**Available records:**
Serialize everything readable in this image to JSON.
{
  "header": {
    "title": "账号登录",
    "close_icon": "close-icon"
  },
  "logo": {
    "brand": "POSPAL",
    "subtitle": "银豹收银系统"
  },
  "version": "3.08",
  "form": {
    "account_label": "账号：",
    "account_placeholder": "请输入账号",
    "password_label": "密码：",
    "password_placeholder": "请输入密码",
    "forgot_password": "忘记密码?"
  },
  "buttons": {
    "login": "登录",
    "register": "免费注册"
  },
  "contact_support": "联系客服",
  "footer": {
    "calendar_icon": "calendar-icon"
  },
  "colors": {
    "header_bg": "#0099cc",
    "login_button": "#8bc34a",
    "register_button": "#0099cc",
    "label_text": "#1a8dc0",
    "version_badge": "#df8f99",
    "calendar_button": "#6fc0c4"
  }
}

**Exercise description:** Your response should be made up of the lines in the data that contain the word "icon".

**Response area:**
    "close_icon": "close-icon"
    "calendar_icon": "calendar-icon"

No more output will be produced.